- Research and data analysis. Let your most analytical team members help gather and analyze data for infographics, white papers, and other research-heavy content.
- Quality assurance and fact checking. Detail-oriented employees can comb through your content with a fine-toothed comb, picking out inaccuracies, typos and grammatical errors.
- Promotion. Here’s where your most socially-connected employees can shine by helping seed your content on their most active social networks.
Excuse:“I’m Scared To Write Publicly.”
Solution: Have A Strong Support System
Creating content that will be subject to both internal and external scrutiny is an understandably daunting task for anyone. Truth be told, most of your employees are just plain scared of how their work will be judged by your staff and industry peers. Lessen their fears by offering a support network and resources.
An editor should act as each contributor’s agent, guiding their content from ideation to publication. This is the person who decides when something is strong enough to publish, and when it needs to be scrapped or revised — they’re protecting not only your brand but your employees as well. With a great editor, your team will feel secure that nothing less than remarkable content will be published under their name.
Excuse: “I Don’t Want To Give Away Too Much.”
Solution: Explain How Sharing Knowledge Makes Them Look Good
In the corporate world of contracts and trade secrets, talking about what your business does (for free!) may seem like a total conflict of interest. Assure your employees that both your editorial and marketing team will shelf any content that reveals too much, but it will rarely — if ever — get to that point since you’ll be guiding them throughout the process.
What many don’t realize is sharing knowledge makes them look good and often makes their job easier. Make the case that this effort helps not only the company, but the employee, too. Great content serves to:
- Educate potential customers
- Establish thought leadership
- Builds professional reputation
- Improves their digital footprint
Every day, your entire team works toward making your company successful (assuming you have a good team!). Content marketing is just one more opportunity for all employees to do this.
If you’re still hearing too many excuses, you may not being doing one (or all) of these things effectively…
- Provide Ongoing Training. Similar to how you onboard new employees, you’ll need to train new contributors. Allow enough time for training before you expect someone to complete a content project. Always communicate changes in process or direction to everyone involved.
- Share Success Stories. Did you get a handful of great leads as the result of a piece of content? Did a major publication syndicate your blog post? Did you gain a ton of backlinks from an infographic? Communicate these wins with your entire company. This is often the best way to illustrate the true benefits of content marketing.
- Remember to Give Praise. Content creation is full of revising, critiques, and suggestions. Avoid focusing only on what needs to be fixed about your employees’ content. Be sure you’re giving proper credit and praise for a job well done.
- Only Publish Content You’re Proud Of. I recently gave a presentation in which I stressed the importance of being completely obsessed with all of your content.
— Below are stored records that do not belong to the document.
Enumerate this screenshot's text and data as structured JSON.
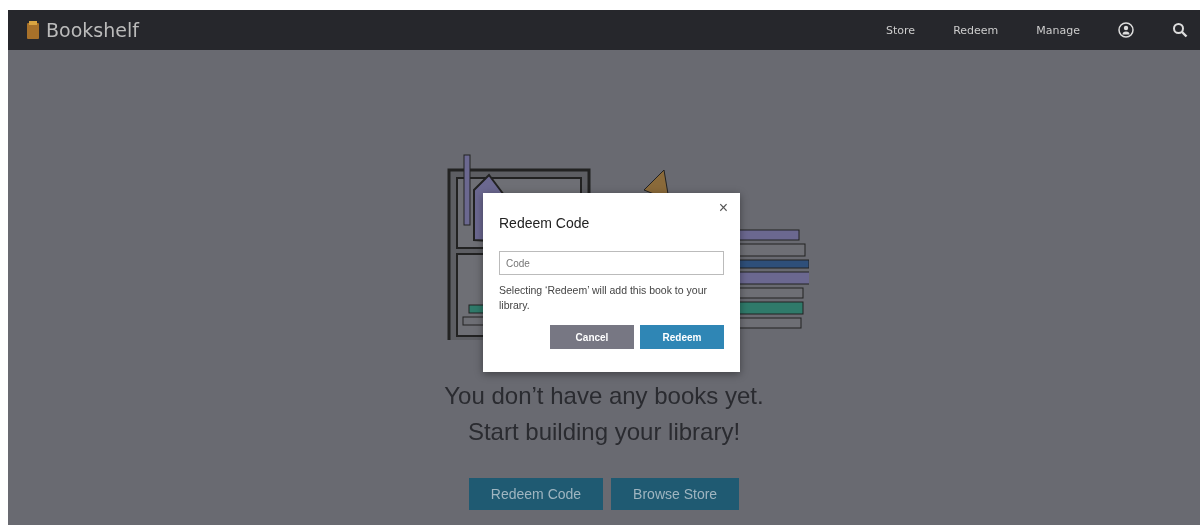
{
  "app_bar": {
    "title": "Bookshelf",
    "nav": [
      {
        "label": "Store"
      },
      {
        "label": "Redeem"
      },
      {
        "label": "Manage"
      }
    ]
  },
  "empty_state": {
    "lines": [
      "You don’t have any books yet.",
      "Start building your library!"
    ],
    "buttons": [
      {
        "label": "Redeem Code"
      },
      {
        "label": "Browse Store"
      }
    ]
  },
  "dialog": {
    "title": "Redeem Code",
    "close": "×",
    "field": {
      "placeholder": "Code"
    },
    "message": "Selecting ‘Redeem’ will add this book to your library.",
    "buttons": [
      {
        "label": "Cancel",
        "kind": "secondary"
      },
      {
        "label": "Redeem",
        "kind": "primary"
      }
    ]
  }
}
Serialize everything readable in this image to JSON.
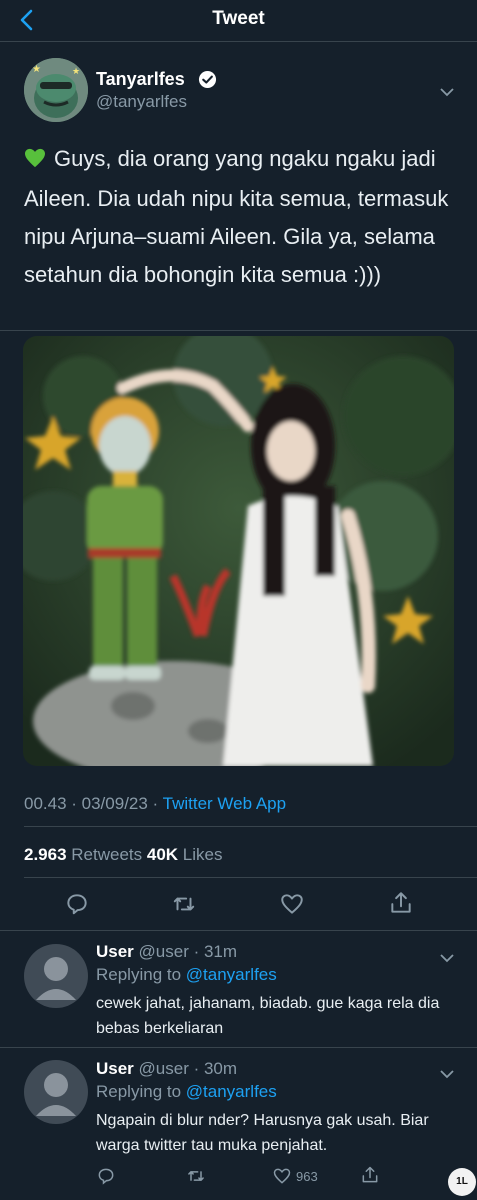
{
  "header": {
    "title": "Tweet"
  },
  "tweet": {
    "author": {
      "name": "Tanyarlfes",
      "handle": "@tanyarlfes",
      "verified": true
    },
    "text": "Guys, dia orang yang ngaku ngaku jadi Aileen. Dia udah nipu kita semua, termasuk nipu Arjuna–suami Aileen. Gila ya, selama setahun dia bohongin kita semua :)))",
    "emoji": "green-heart-icon",
    "time": "00.43 · 03/09/23 · ",
    "source": "Twitter Web App",
    "retweets_count": "2.963",
    "retweets_label": " Retweets ",
    "likes_count": "40K",
    "likes_label": " Likes"
  },
  "replies": [
    {
      "name": "User",
      "meta": " @user · 31m",
      "replying_prefix": "Replying to ",
      "replying_to": "@tanyarlfes",
      "text": "cewek jahat, jahanam, biadab. gue kaga rela dia bebas berkeliaran"
    },
    {
      "name": "User",
      "meta": " @user · 30m",
      "replying_prefix": "Replying to ",
      "replying_to": "@tanyarlfes",
      "text": "Ngapain di blur nder? Harusnya gak usah. Biar warga twitter tau muka penjahat.",
      "like_count": "963"
    }
  ],
  "watermark": "1L",
  "colors": {
    "background": "#15202b",
    "accent": "#1da1f2",
    "muted": "#8899a6",
    "divider": "#38444d"
  }
}
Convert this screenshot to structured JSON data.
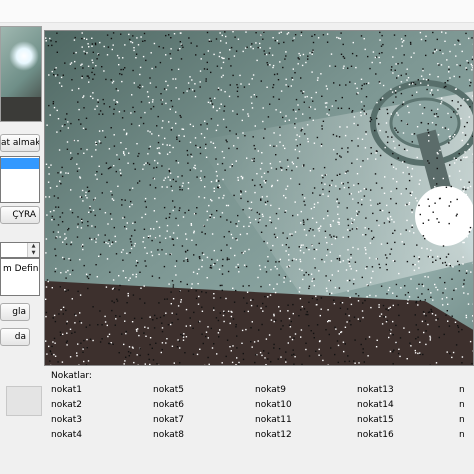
{
  "buttons": {
    "capture_label": "at almak",
    "cyra_label": "ÇYRA",
    "btn1_label": "gla",
    "btn2_label": "da"
  },
  "combo": {
    "value": "m Definiti"
  },
  "points_panel": {
    "title": "Nokatlar:",
    "columns": [
      [
        "nokat1",
        "nokat2",
        "nokat3",
        "nokat4"
      ],
      [
        "nokat5",
        "nokat6",
        "nokat7",
        "nokat8"
      ],
      [
        "nokat9",
        "nokat10",
        "nokat11",
        "nokat12"
      ],
      [
        "nokat13",
        "nokat14",
        "nokat15",
        "nokat16"
      ]
    ]
  },
  "colors": {
    "selection": "#3399ff",
    "viewer_base": "#6f8a86"
  }
}
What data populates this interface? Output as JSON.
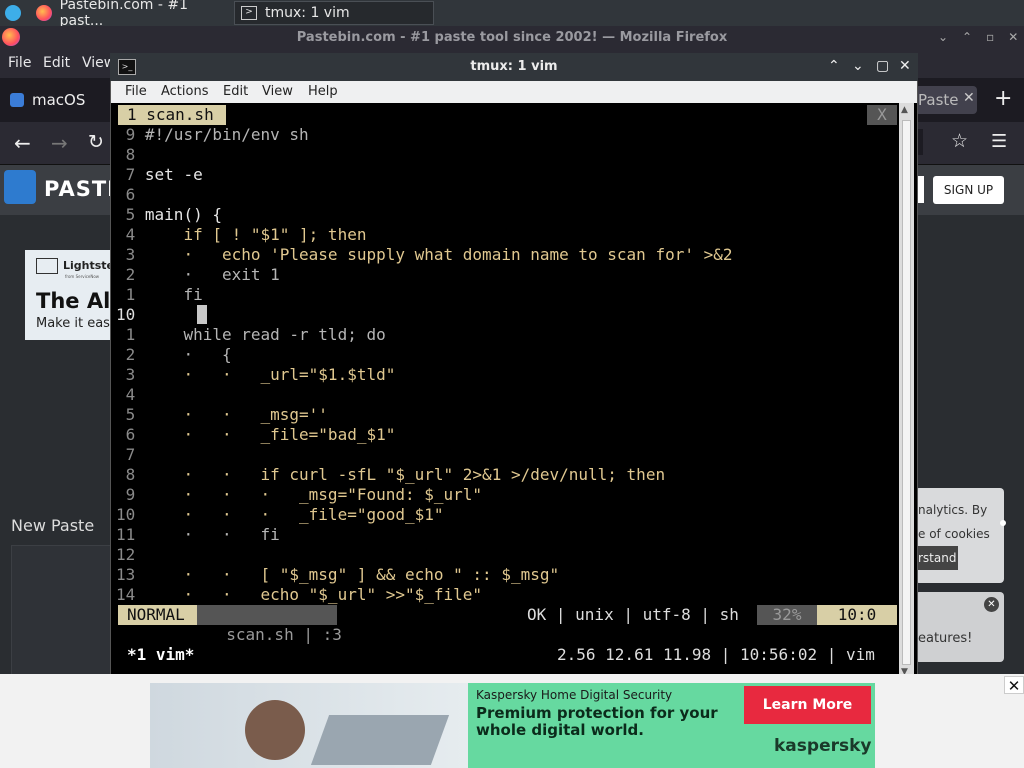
{
  "taskbar": {
    "firefox_task": "Pastebin.com - #1 past...",
    "tmux_task": "tmux: 1 vim"
  },
  "firefox": {
    "window_title": "Pastebin.com - #1 paste tool since 2002! — Mozilla Firefox",
    "menu": [
      "File",
      "Edit",
      "View"
    ],
    "tab_left": "macOS",
    "tab_right": "Paste",
    "signup": "SIGN UP",
    "logo_text": "PASTE",
    "new_paste": "New Paste",
    "side_ad_brand": "Lightstep",
    "side_ad_sub": "from ServiceNow",
    "side_ad_head": "The All",
    "side_ad_body": "Make it eas",
    "cookie_line1": "nalytics. By",
    "cookie_line2": "e of cookies",
    "cookie_btn": "rstand",
    "features_text": "eatures!"
  },
  "terminal": {
    "title": "tmux: 1 vim",
    "menu": [
      "File",
      "Actions",
      "Edit",
      "View",
      "Help"
    ],
    "tab_label": "1 scan.sh",
    "close_x": "X",
    "lines": [
      {
        "n": " 9",
        "t": "#!/usr/bin/env sh"
      },
      {
        "n": " 8",
        "t": ""
      },
      {
        "n": " 7",
        "t": "set -e"
      },
      {
        "n": " 6",
        "t": ""
      },
      {
        "n": " 5",
        "t": "main() {"
      },
      {
        "n": " 4",
        "t": "    if [ ! \"$1\" ]; then"
      },
      {
        "n": " 3",
        "t": "    ·   echo 'Please supply what domain name to scan for' >&2"
      },
      {
        "n": " 2",
        "t": "    ·   exit 1"
      },
      {
        "n": " 1",
        "t": "    fi"
      },
      {
        "n": "10",
        "t": "    "
      },
      {
        "n": " 1",
        "t": "    while read -r tld; do"
      },
      {
        "n": " 2",
        "t": "    ·   {"
      },
      {
        "n": " 3",
        "t": "    ·   ·   _url=\"$1.$tld\""
      },
      {
        "n": " 4",
        "t": ""
      },
      {
        "n": " 5",
        "t": "    ·   ·   _msg=''"
      },
      {
        "n": " 6",
        "t": "    ·   ·   _file=\"bad_$1\""
      },
      {
        "n": " 7",
        "t": ""
      },
      {
        "n": " 8",
        "t": "    ·   ·   if curl -sfL \"$_url\" 2>&1 >/dev/null; then"
      },
      {
        "n": " 9",
        "t": "    ·   ·   ·   _msg=\"Found: $_url\""
      },
      {
        "n": "10",
        "t": "    ·   ·   ·   _file=\"good_$1\""
      },
      {
        "n": "11",
        "t": "    ·   ·   fi"
      },
      {
        "n": "12",
        "t": ""
      },
      {
        "n": "13",
        "t": "    ·   ·   [ \"$_msg\" ] && echo \" :: $_msg\""
      },
      {
        "n": "14",
        "t": "    ·   ·   echo \"$_url\" >>\"$_file\""
      }
    ],
    "status": {
      "mode": "NORMAL",
      "file": "scan.sh",
      "col": ":3",
      "right": "OK | unix | utf-8 | sh",
      "percent": "32%",
      "pos": "10:0"
    },
    "tmux_bar": {
      "window": "*1 vim*",
      "info": "2.56 12.61 11.98 | 10:56:02 | vim"
    }
  },
  "ad": {
    "brand_line": "Kaspersky Home Digital Security",
    "headline1": "Premium protection for your",
    "headline2": "whole digital world.",
    "cta": "Learn More",
    "logo": "kaspersky"
  }
}
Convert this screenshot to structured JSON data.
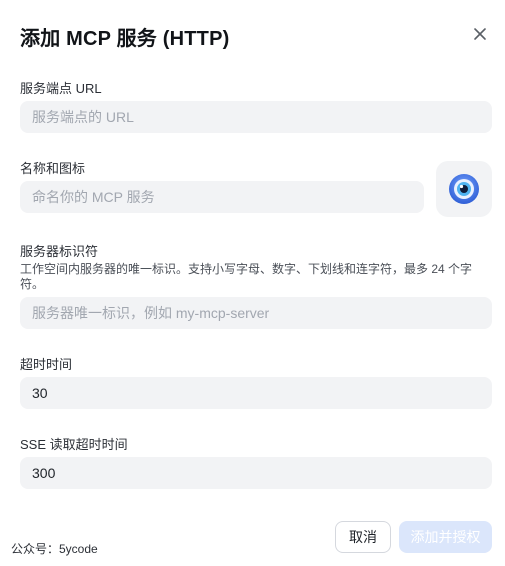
{
  "dialog": {
    "title": "添加 MCP 服务 (HTTP)"
  },
  "fields": {
    "url": {
      "label": "服务端点 URL",
      "placeholder": "服务端点的 URL",
      "value": ""
    },
    "name": {
      "label": "名称和图标",
      "placeholder": "命名你的 MCP 服务",
      "value": "",
      "icon": "eye-icon"
    },
    "identifier": {
      "label": "服务器标识符",
      "hint": "工作空间内服务器的唯一标识。支持小写字母、数字、下划线和连字符，最多 24 个字符。",
      "placeholder": "服务器唯一标识，例如 my-mcp-server",
      "value": ""
    },
    "timeout": {
      "label": "超时时间",
      "value": "30"
    },
    "sse_timeout": {
      "label": "SSE 读取超时时间",
      "value": "300"
    }
  },
  "footer": {
    "note": "公众号：5ycode",
    "cancel_label": "取消",
    "submit_label": "添加并授权"
  },
  "colors": {
    "input_bg": "#f2f3f5",
    "submit_disabled_bg": "#dbe6fb",
    "icon_blue": "#3d6fe0"
  }
}
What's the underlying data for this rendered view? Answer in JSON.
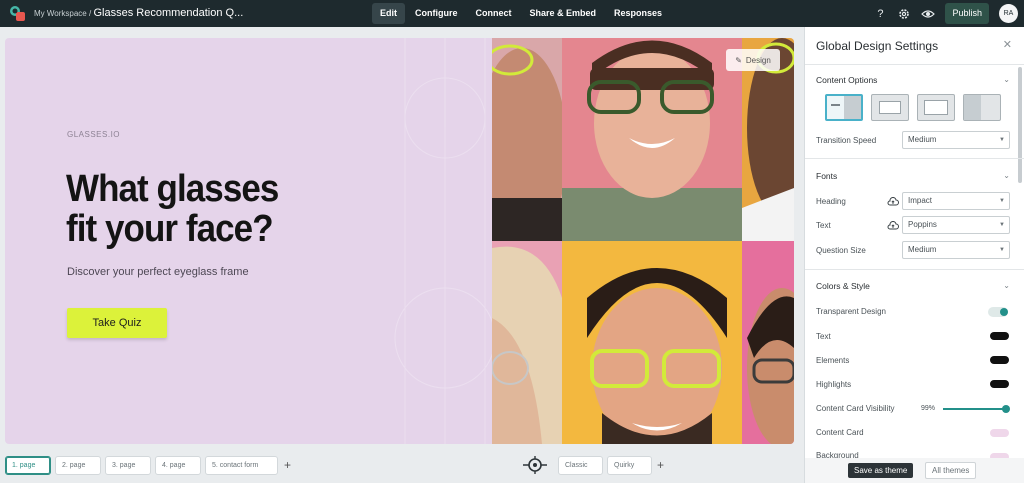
{
  "topbar": {
    "workspace": "My Workspace",
    "separator": "/",
    "project_title": "Glasses Recommendation Q...",
    "nav": [
      "Edit",
      "Configure",
      "Connect",
      "Share & Embed",
      "Responses"
    ],
    "active_nav": "Edit",
    "publish_label": "Publish",
    "avatar_initials": "RA"
  },
  "canvas": {
    "brand": "GLASSES.IO",
    "headline_line1": "What glasses",
    "headline_line2": "fit your face?",
    "subheadline": "Discover your perfect eyeglass frame",
    "cta_label": "Take Quiz",
    "design_button_label": "Design",
    "background_color": "#e5d4ea",
    "cta_color": "#dcf23a"
  },
  "pages": [
    "1. page",
    "2. page",
    "3. page",
    "4. page",
    "5. contact form"
  ],
  "active_page": "1. page",
  "themes": [
    "Classic",
    "Quirky"
  ],
  "panel": {
    "title": "Global Design Settings",
    "content_options": {
      "header": "Content Options",
      "transition_label": "Transition Speed",
      "transition_value": "Medium"
    },
    "fonts": {
      "header": "Fonts",
      "heading_label": "Heading",
      "heading_value": "Impact",
      "text_label": "Text",
      "text_value": "Poppins",
      "question_size_label": "Question Size",
      "question_size_value": "Medium"
    },
    "colors": {
      "header": "Colors & Style",
      "transparent_label": "Transparent Design",
      "transparent_on": true,
      "text_label": "Text",
      "text_color": "#111111",
      "elements_label": "Elements",
      "elements_color": "#111111",
      "highlights_label": "Highlights",
      "highlights_color": "#111111",
      "card_visibility_label": "Content Card Visibility",
      "card_visibility_value": "99%",
      "content_card_label": "Content Card",
      "content_card_color": "#efd7ea",
      "background_label": "Background",
      "background_color": "#efd7ea"
    },
    "save_theme_label": "Save as theme",
    "all_themes_label": "All themes"
  }
}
This may sound kind of nutty, but think about it: if you can’t even get excited about the content you’re creating, how do you expect your entire team to care, let alone people outside of your company?
How do you keep your employees and team members enthusiastic about content marketing? Let me know in the comments below.
Opinions expressed in the article are those of the guest author and not necessarily Marketing Land.